Dating an autistic person
There is a universality to the suffering captured in “Aspie Seeks Love,” a new documentary by Julie Sokolow that premiered at Cinequest over the weekend.
As it chronicles its protagonist’s dogged attempts to enter a successful romantic relationship, the film reveals an agenda much deeper than discussing Asperger’s syndrome or the broader autistic spectrum.
In addition to gender's role in the prevelence of the condition, the experiment also found that people with 'systems-thinking minds' working in jobs related to science, technology, engineering or mathematics (known as 'Stem' fields) had a higher chance of being diagnosed than those in non-Stem industries.
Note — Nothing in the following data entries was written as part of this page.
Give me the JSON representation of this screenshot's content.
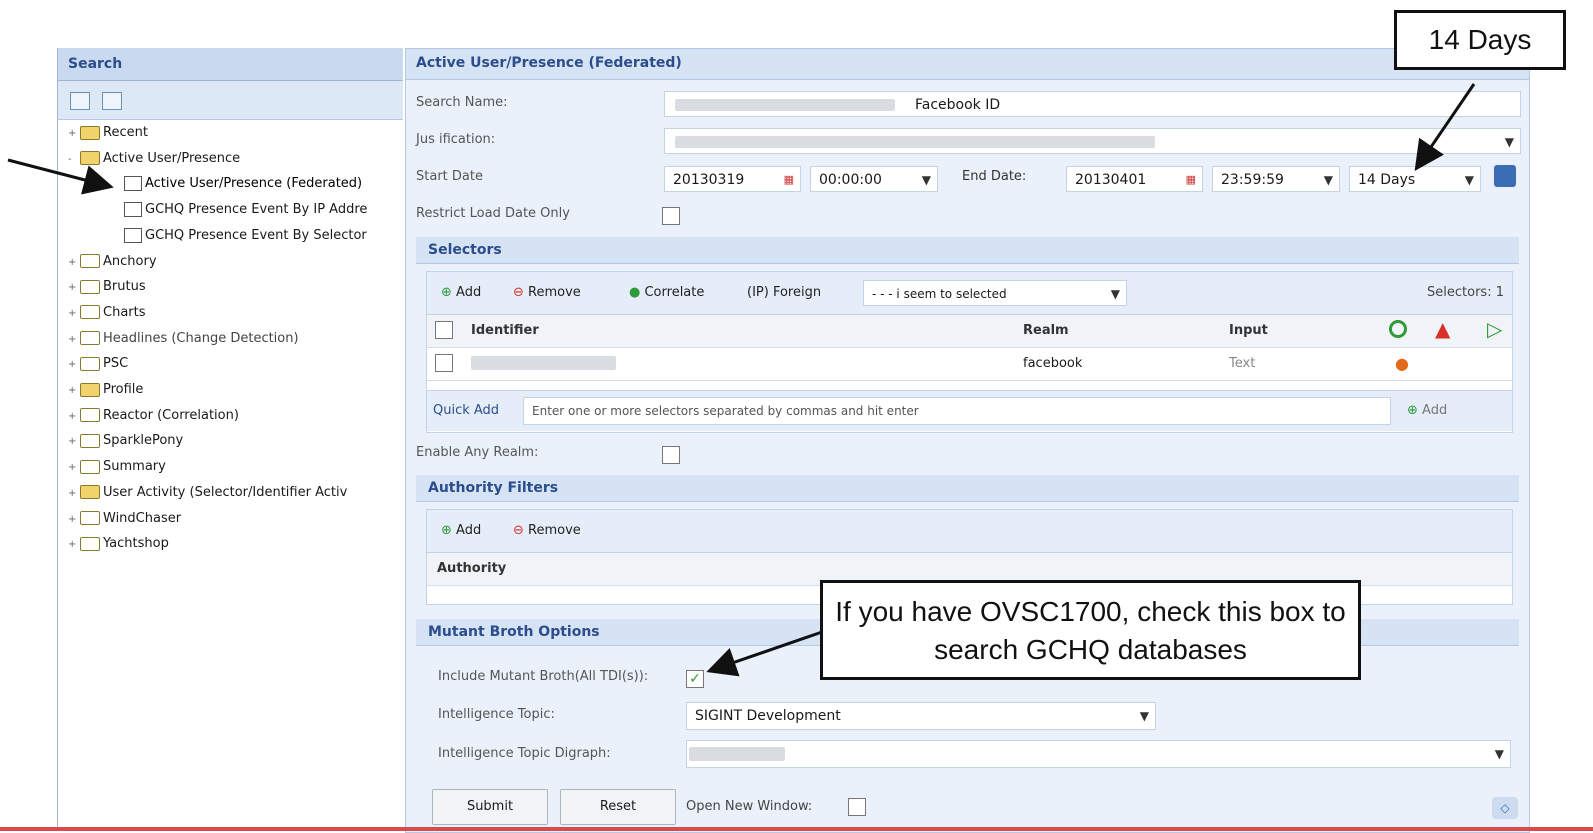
{
  "left_panel": {
    "title": "Search",
    "tree": [
      {
        "label": "Recent",
        "expander": "+",
        "icon": "folder"
      },
      {
        "label": "Active User/Presence",
        "expander": "-",
        "icon": "folder"
      },
      {
        "label": "Active User/Presence (Federated)",
        "expander": "",
        "icon": "search-doc"
      },
      {
        "label": "GCHQ Presence Event By IP Addre",
        "expander": "",
        "icon": "search-doc"
      },
      {
        "label": "GCHQ Presence Event By Selector",
        "expander": "",
        "icon": "search-doc"
      },
      {
        "label": "Anchory",
        "expander": "+",
        "icon": "folder"
      },
      {
        "label": "Brutus",
        "expander": "+",
        "icon": "folder"
      },
      {
        "label": "Charts",
        "expander": "+",
        "icon": "folder"
      },
      {
        "label": "Headlines (Change Detection)",
        "expander": "+",
        "icon": "folder"
      },
      {
        "label": "PSC",
        "expander": "+",
        "icon": "folder"
      },
      {
        "label": "Profile",
        "expander": "+",
        "icon": "folder"
      },
      {
        "label": "Reactor (Correlation)",
        "expander": "+",
        "icon": "folder"
      },
      {
        "label": "SparklePony",
        "expander": "+",
        "icon": "folder"
      },
      {
        "label": "Summary",
        "expander": "+",
        "icon": "folder"
      },
      {
        "label": "User Activity (Selector/Identifier Activ",
        "expander": "+",
        "icon": "folder"
      },
      {
        "label": "WindChaser",
        "expander": "+",
        "icon": "folder"
      },
      {
        "label": "Yachtshop",
        "expander": "+",
        "icon": "folder"
      }
    ]
  },
  "main": {
    "title": "Active User/Presence (Federated)",
    "search_name_label": "Search Name:",
    "search_name_value": "Facebook ID",
    "justification_label": "Jus ification:",
    "start_date_label": "Start Date",
    "start_date": "20130319",
    "start_time": "00:00:00",
    "end_date_label": "End Date:",
    "end_date": "20130401",
    "end_time": "23:59:59",
    "range": "14 Days",
    "restrict_label": "Restrict Load Date Only",
    "selectors": {
      "title": "Selectors",
      "add": "Add",
      "remove": "Remove",
      "correlate": "Correlate",
      "ip_foreign": "(IP) Foreign",
      "apply_to": "- - - i seem to selected",
      "count": "Selectors: 1",
      "col_identifier": "Identifier",
      "col_realm": "Realm",
      "col_input": "Input",
      "row_realm": "facebook",
      "row_input": "Text",
      "quick_add_label": "Quick Add",
      "quick_add_placeholder": "Enter one or more selectors separated by commas and hit enter",
      "quick_add_button": "Add"
    },
    "enable_any_realm_label": "Enable Any Realm:",
    "authority": {
      "title": "Authority Filters",
      "add": "Add",
      "remove": "Remove",
      "col_authority": "Authority"
    },
    "mutant": {
      "title": "Mutant Broth Options",
      "include_label": "Include Mutant Broth(All TDI(s)):",
      "include_checked": true,
      "topic_label": "Intelligence Topic:",
      "topic_value": "SIGINT Development",
      "digraph_label": "Intelligence Topic Digraph:"
    },
    "submit": "Submit",
    "reset": "Reset",
    "open_new_window": "Open New Window:"
  },
  "callouts": {
    "days": "14 Days",
    "ovsc": "If you have OVSC1700, check this box to search GCHQ databases"
  },
  "colors": {
    "header_blue": "#2c4d8c",
    "panel_bg": "#eaf1fa",
    "accent_green": "#2e9a3a",
    "accent_red": "#d9302a"
  }
}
The sun is streaming through the window, causing dust to dance in the air. I want to reach out and grab some, in the way I caught dandelion seedpods as a child. Instead, I sit still and concentrate hard on what the woman opposite me is saying. I believed I was ready for this moment, but the consultant psychiatrist’s words still have the power to shock. I have an interesting job as a writer and PR consultant — I communicate for a living. As the psychiatrist speaks, relief, elation and sadness overwhelm me because, finally, I have some answers.
Rachel Israel took a look at these movies and decided to go another way.
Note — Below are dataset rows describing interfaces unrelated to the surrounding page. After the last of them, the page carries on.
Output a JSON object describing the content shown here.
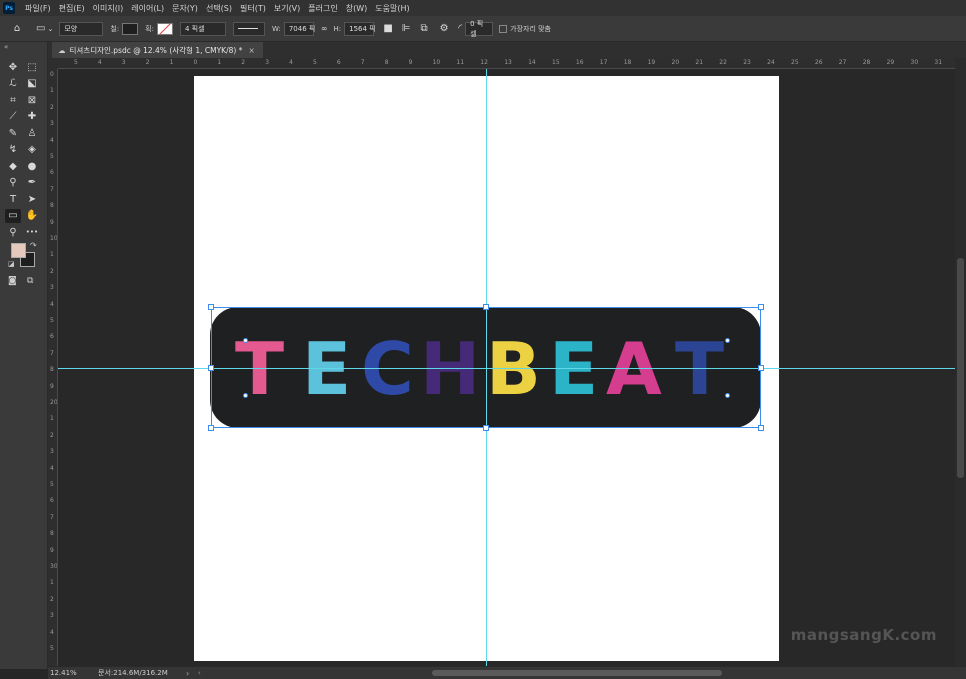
{
  "menubar": {
    "logo": "Ps",
    "items": [
      "파일(F)",
      "편집(E)",
      "이미지(I)",
      "레이어(L)",
      "문자(Y)",
      "선택(S)",
      "필터(T)",
      "보기(V)",
      "플러그인",
      "창(W)",
      "도움말(H)"
    ]
  },
  "options": {
    "mode": "모양",
    "fill_label": "칠:",
    "stroke_label": "획:",
    "stroke_size": "4 픽셀",
    "w_label": "W:",
    "w_value": "7046 픽",
    "h_label": "H:",
    "h_value": "1564 픽",
    "radius": "0 픽셀",
    "align_edges": "가장자리 맞춤"
  },
  "tab": {
    "title": "티셔츠디자인.psdc @ 12.4% (사각형 1, CMYK/8) *",
    "close": "×"
  },
  "toolbar": {
    "collapse": "«",
    "tools": [
      {
        "name": "move-tool-icon",
        "glyph": "✥"
      },
      {
        "name": "marquee-tool-icon",
        "glyph": "⬚"
      },
      {
        "name": "lasso-tool-icon",
        "glyph": "ℒ"
      },
      {
        "name": "object-select-tool-icon",
        "glyph": "⬕"
      },
      {
        "name": "crop-tool-icon",
        "glyph": "⌗"
      },
      {
        "name": "frame-tool-icon",
        "glyph": "⊠"
      },
      {
        "name": "eyedropper-tool-icon",
        "glyph": "⟋"
      },
      {
        "name": "healing-brush-tool-icon",
        "glyph": "✚"
      },
      {
        "name": "brush-tool-icon",
        "glyph": "✎"
      },
      {
        "name": "clone-stamp-tool-icon",
        "glyph": "♙"
      },
      {
        "name": "history-brush-tool-icon",
        "glyph": "↯"
      },
      {
        "name": "eraser-tool-icon",
        "glyph": "◈"
      },
      {
        "name": "paint-bucket-tool-icon",
        "glyph": "◆"
      },
      {
        "name": "blur-tool-icon",
        "glyph": "●"
      },
      {
        "name": "dodge-tool-icon",
        "glyph": "⚲"
      },
      {
        "name": "pen-tool-icon",
        "glyph": "✒"
      },
      {
        "name": "type-tool-icon",
        "glyph": "T"
      },
      {
        "name": "path-select-tool-icon",
        "glyph": "➤"
      },
      {
        "name": "rectangle-tool-icon",
        "glyph": "▭"
      },
      {
        "name": "hand-tool-icon",
        "glyph": "✋"
      },
      {
        "name": "zoom-tool-icon",
        "glyph": "⚲"
      },
      {
        "name": "more-tools-icon",
        "glyph": "•••"
      }
    ]
  },
  "colors": {
    "foreground": "#e6c9bd",
    "background": "#1e1e1e",
    "badge": "#1f2021",
    "guide": "#5fd8e8",
    "selection": "#3d8eea"
  },
  "ruler_h_labels": [
    "5",
    "4",
    "3",
    "2",
    "1",
    "0",
    "1",
    "2",
    "3",
    "4",
    "5",
    "6",
    "7",
    "8",
    "9",
    "10",
    "11",
    "12",
    "13",
    "14",
    "15",
    "16",
    "17",
    "18",
    "19",
    "20",
    "21",
    "22",
    "23",
    "24",
    "25",
    "26",
    "27",
    "28",
    "29",
    "30",
    "31",
    "32"
  ],
  "ruler_v_labels": [
    "0",
    "1",
    "2",
    "3",
    "4",
    "5",
    "6",
    "7",
    "8",
    "9",
    "10",
    "1",
    "2",
    "3",
    "4",
    "5",
    "6",
    "7",
    "8",
    "9",
    "20",
    "1",
    "2",
    "3",
    "4",
    "5",
    "6",
    "7",
    "8",
    "9",
    "30",
    "1",
    "2",
    "3",
    "4",
    "5"
  ],
  "artwork": {
    "letters": [
      {
        "char": "T",
        "color": "#e4598f"
      },
      {
        "char": "E",
        "color": "#5cc2dc"
      },
      {
        "char": "C",
        "color": "#2e4aa6"
      },
      {
        "char": "H",
        "color": "#452a78"
      },
      {
        "char": "B",
        "color": "#ecd142"
      },
      {
        "char": "E",
        "color": "#2bb3c8"
      },
      {
        "char": "A",
        "color": "#d53d8e"
      },
      {
        "char": "T",
        "color": "#2c4494"
      }
    ]
  },
  "watermark": "mangsangK.com",
  "status": {
    "zoom": "12.41%",
    "doc": "문서:214.6M/316.2M",
    "arrow": "›",
    "scroll_prev": "‹"
  }
}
In that sense, “Aspie Seeks Love” is as much a critique of American dating culture as it is a portrait of high-functioning autism.
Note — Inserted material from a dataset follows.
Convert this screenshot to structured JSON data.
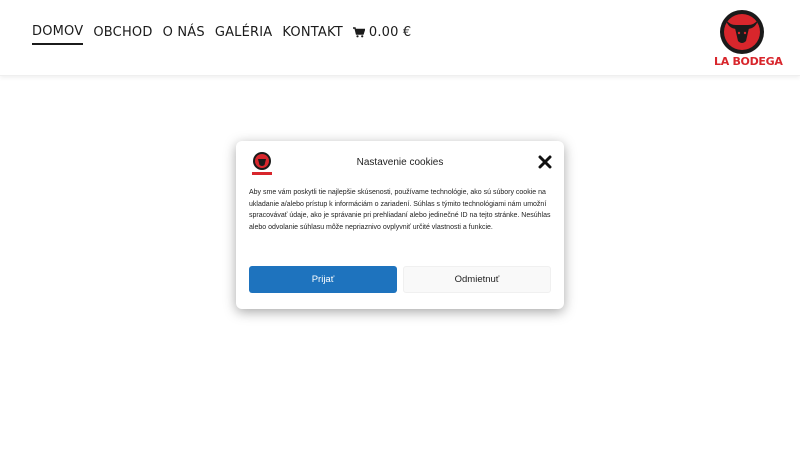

This is more than three times the rate at which neurotypical children experience bullying.